The Dail na nÓg, Ireland’s youth parliament, chose in their 2017 meeting of 200+ delegates to focus on inequalities in school. The report on the survey that came out of this meeting is very telling about what needs to change in the Irish school system.
So, how was school today? Report of a survey on how young people are taught and how they learn
And read the Dail na nÓg 2017 Delegate Report
A notable finding of this survey was that girls report more negative experiences of school than boys do, which is why Girls need Sudbury too
Peter Gray is an American psychologist and educational researcher. He is the author of numerous articles and several books including “Freedom to learn”.
The following is a study into the lives, study paths and careers of young adults who had been unschooled, homeschooled or been to Sudbury Valley school.
Grown Unschoolers’ Experiences with Higher Education and Employment: Report II on a Survey of 75 Unschooled Adults
“It is crucial that it is recognised that the current system of measuring pupils’ attainment and using this to judge schools and teachers is deeply damaging to children and young people, and does not foster the skills and talents that are needed in higher education or in employment, or the attributes that will be valued in future citizens.”
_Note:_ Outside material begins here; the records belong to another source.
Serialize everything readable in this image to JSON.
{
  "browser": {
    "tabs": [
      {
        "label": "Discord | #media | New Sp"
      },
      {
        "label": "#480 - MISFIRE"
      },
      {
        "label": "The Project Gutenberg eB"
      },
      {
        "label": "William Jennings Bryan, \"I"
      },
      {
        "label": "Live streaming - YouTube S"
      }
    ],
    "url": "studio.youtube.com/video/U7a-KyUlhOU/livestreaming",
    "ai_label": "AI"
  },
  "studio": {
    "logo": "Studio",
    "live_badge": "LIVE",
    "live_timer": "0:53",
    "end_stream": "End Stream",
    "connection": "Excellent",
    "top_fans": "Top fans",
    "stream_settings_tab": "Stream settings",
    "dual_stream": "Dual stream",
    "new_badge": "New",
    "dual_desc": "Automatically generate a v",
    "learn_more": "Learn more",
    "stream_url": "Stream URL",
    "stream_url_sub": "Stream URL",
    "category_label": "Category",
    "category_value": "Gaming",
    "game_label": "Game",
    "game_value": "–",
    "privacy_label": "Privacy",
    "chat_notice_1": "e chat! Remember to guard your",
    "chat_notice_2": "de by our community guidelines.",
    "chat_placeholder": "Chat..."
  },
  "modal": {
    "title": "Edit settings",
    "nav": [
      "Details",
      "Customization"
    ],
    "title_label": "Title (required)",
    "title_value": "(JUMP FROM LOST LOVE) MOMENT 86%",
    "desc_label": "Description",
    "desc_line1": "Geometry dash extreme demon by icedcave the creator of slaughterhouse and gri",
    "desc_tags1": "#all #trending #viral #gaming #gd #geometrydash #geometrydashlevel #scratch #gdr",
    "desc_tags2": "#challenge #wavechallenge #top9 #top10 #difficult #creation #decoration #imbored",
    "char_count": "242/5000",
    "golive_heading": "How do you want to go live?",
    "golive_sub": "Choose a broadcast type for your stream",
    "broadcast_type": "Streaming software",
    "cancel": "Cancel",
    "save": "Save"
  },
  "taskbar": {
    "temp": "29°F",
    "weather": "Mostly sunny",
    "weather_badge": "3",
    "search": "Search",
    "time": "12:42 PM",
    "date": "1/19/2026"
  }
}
Research commissioned by the National Union of Teachers
The level of connectedness and enthusiasm children feel in school can impact mental health and substance abuse into adulthood. School connectedness is second in importance, after family connectedness, as a protective factor against emotional distress, disordered eating, and suicidal ideation and attempts.
Michael Strong poses the question:
Are Public Schools Causing an Epidemic of Mental Illness?
Did you know that 40% to 60% of kids are chronically disengaged from school? Studies show that social and emotional learning is just as important as cognitive learning for students’ development. School should be about values, not just getting a job.
Jenny Anderson explores this subject:
Schools are finally teaching what kids need to be successful in life
Rates of depression and anxiety among young people in America have been increasing steadily for the past 50 to 70 years. Today, by at least some estimates, five to eight times as many high school and college students meet the criteria for diagnosis of major depression and/or anxiety disorder as was true half a century or more ago. This increased psychopathology is not the result of changed diagnostic criteria; it holds even when the measures and criteria are constant.
Peter Gray explains that rising rates of mental health issues among child, adolescents and young adults are linked to young people’s declining feelings of control over their own lives. This decline is driven by the growing emphasis on extrinsic over intrinsic values.
The Decline of Play and Rise in Children’s Mental Disorders
There was a study comparing autocratic, democratic and laissez-faire learning environments conducted by Lewin, Lippitt and White in 1939. The researchers organised multiple groups of five ten-year-old boys to meet in an after-school club. The club activities were led in either authoritarian style where the adult leader made and imposed all decisions, democratic style where the adult leader and the boys made decisions together with equal input, or laissez-faire style where the adult leader had minimal input. The researchers found that the autocratic leadership style generated two distinct reactions: aggression and apathy. Furthermore, the boys in the autocratic groups did not take prideful ownership over their creations, and the creations became “objects of aggressive attack” onto which the boys projected their feelings of frustration. In contrast, it was evident that the boys in the democratic group took pride in their work, and interviews revealed that the boys overwhelmingly preferred the democratic leaders to the autocratic leaders. The laissez-faire group was the most aggressive of the three.
Lewin, K., Lippit, R., White, R.K. (1939) ‘Patterns of aggressive behaviour in experimentally created social climates’. Journal of Social Psychology 10, 271-301